By Jennifer Vazquez
Champions and championship- worthy attitudes comes in all sizes. That is just the case when it comes to 16-year-old Alexander Ferreira. At first glance, he looks like your typical, slim-built teenager –eagerly yearning for his license –yet, for most of his life he has faced quite a few tribulations. However, his story is not one of weakness but one of perseverance, determination and, ultimately, triumph.
Ferreira’s story starts when he was just two-months old and diagnosed as anemic. The future years brought with them other health complications, including the removal of his enlarged spleen, part of his lower intestine and his appendix –the latter causing a chain reaction of complications leading doctors to fear he would not make it.
With fragile health, Ferreira’s doctors urged his alwayspresent mother, Cecilia, to not let him participate in any sports.
“I had him in karate when he was a little boy,” Cecilia said. “When (the doctors) found out, they said, ‘Get him out of there! Are you crazy?’ because they were afraid that his spleen would explode.”
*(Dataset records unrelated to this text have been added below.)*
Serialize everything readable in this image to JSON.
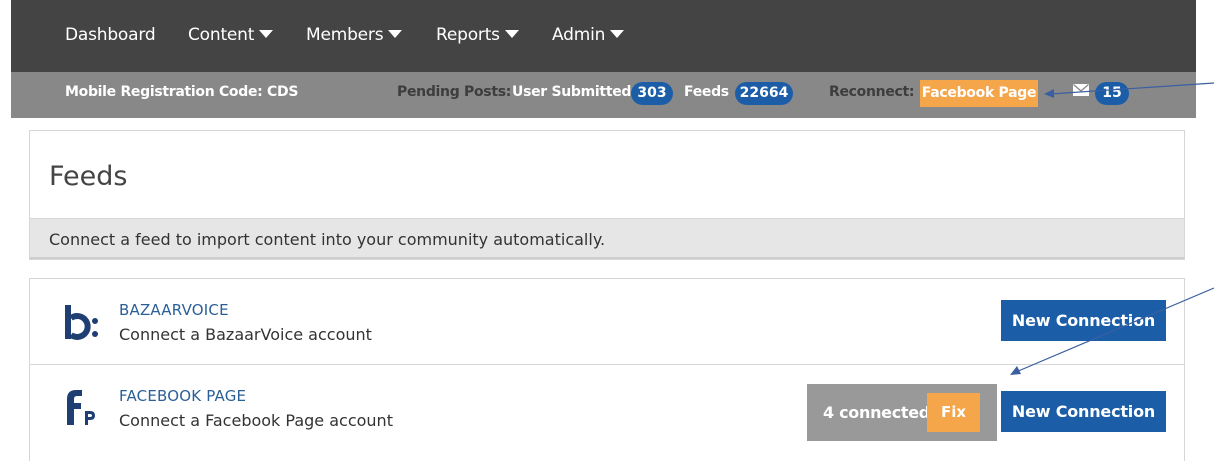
{
  "nav": {
    "items": [
      {
        "label": "Dashboard",
        "dropdown": false
      },
      {
        "label": "Content",
        "dropdown": true
      },
      {
        "label": "Members",
        "dropdown": true
      },
      {
        "label": "Reports",
        "dropdown": true
      },
      {
        "label": "Admin",
        "dropdown": true
      }
    ]
  },
  "subbar": {
    "mobile_code_label": "Mobile Registration Code: CDS",
    "pending_label": "Pending Posts:",
    "user_submitted_label": "User Submitted",
    "user_submitted_count": "303",
    "feeds_label": "Feeds",
    "feeds_count": "22664",
    "reconnect_label": "Reconnect:",
    "reconnect_button": "Facebook Page",
    "messages_count": "15"
  },
  "panel": {
    "title": "Feeds",
    "subtitle": "Connect a feed to import content into your community automatically."
  },
  "feeds": [
    {
      "name": "BAZAARVOICE",
      "description": "Connect a BazaarVoice account",
      "button": "New Connection"
    },
    {
      "name": "FACEBOOK PAGE",
      "description": "Connect a Facebook Page account",
      "connected_text": "4 connected",
      "fix_button": "Fix",
      "button": "New Connection"
    }
  ],
  "colors": {
    "nav_bg": "#444444",
    "subbar_bg": "#888888",
    "accent_blue": "#1b5ea7",
    "accent_orange": "#f5a54a",
    "link_blue": "#2b5f97"
  }
}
Taking Ferreira out of karate and later soccer was thought as being the best possible option for the young boy in order to prevent any harm from happening that might trigger another health scare.
As time passed, however, and being restless –as most teenagers are –Ferreira looked for an outlet. He had a cousin that practiced martial arts and decided to tag along one day to see him practice. Intrigued by what he saw, he desperately tried to convince his mother to allow him to participate in the sport. After all, it had been a couple of years since his last surgery and he desperately wanted to prove that he was OK. “
After a month’s trial, I decided to let him join,” she said. “His (current) doctor says there’s no problem with him participating. It’s actually a good thing for him to exercise.”
Despite professional approval, Cecilia had and still has bouts of nerves when she sees her son practice his beloved Jiu-Jitsu.
“I still get nervous that he is going to get hurt,” Cecilia said. “He still has a lot to learn. He is not big or strong as other opponents.”
“But I have technique,” Ferreira quickly jumps in. “A lot of the guys I fight rely on strength or their size. I depend on my skills and technique. I have a signature move –the triangle.”
The “triangle”, as Ferreira enthusiastically explained, is a “choking” move designed to keep an opponent’s head and one of his arms pinned in between your legs.
Young Ferreira’s story is testament to the true power of discipline and passion –the latter trait being one that all can see when speaking to him about, not only his accomplishments, but the world of Jiu-Jitsu.
This remarkable story is far from over. After the initial trail run of a month and officially enrolling in Jiu-Jitzu at Cutting Edge, located on 210 Harrison Ave., Ferreira joined the competition team –six months after enrolling. Shortly, a couple of weeks after joining he was already on his way to take part in his first tournament. An incredible feat for someone who doctors thought –at a point in time during one of his many hospital stays –wouldn’t survive much longer
Ferreira is a current blue belt -accumulating one bronze, two silver and five gold medals throughout his championship participations. His latest gold medal-win came this year when he was crowned champion of Long Island Pride.
“Before, I was home all day playing video games,” Ferreira explained. “Now I come [to Cutting Edge]. I am stronger than ever. I have more muscle. I love it. I love to train and compete.”
Cecilia also sees the positive change that the world of martial arts has had on her teenage son.
“He was always positive,” she said. “With all the problems he’s had -my family says this too -he is a positive kid… But now the change is great… His attitude is different. He is more confident.”
She also credits Dr. Jean Maklhouf, her son’s pediatrician for always being “available -24/7.”
Though Ferreira’s passion for his discipline runs deep, due to financial constraints he and his younger brother were forced to withdraw from the competition team earlier this month. This setback is minor compared to what he endured in the past. And, just like all his other setbacks, his positive outlook is inspiring.
“Once I get my license, I can get a part-time job and pay for all the expenses and fees (that come with the completion team),” he explained with a smile.
Despite the fact that Ferreira is, for the time being, away from official competitions, he is still actively involved in training. Ferreira also takes part in teaching and helps run a few classes at Cutting Edge Brazilian Jiu-Jitzu -the same martial arts school where he trains -though, he anticipates cutting back a few hours in the upcoming future since he is, not only about to start his junior year, but also set to commence soccer practice for his high school team –another sport that was once deemed too dangerous for him!
Ferreira has learned many things from martial arts, but his mentor and sensei Josef Manuel, owner of Cutting Edge, was reminded of a valuable life lesson all thanks to knowing the young champion.
“You hear stories of people who can overcome any type of impediment -be it mental, physical or a life situation. It’s hard, but it can be done,” Manuel said.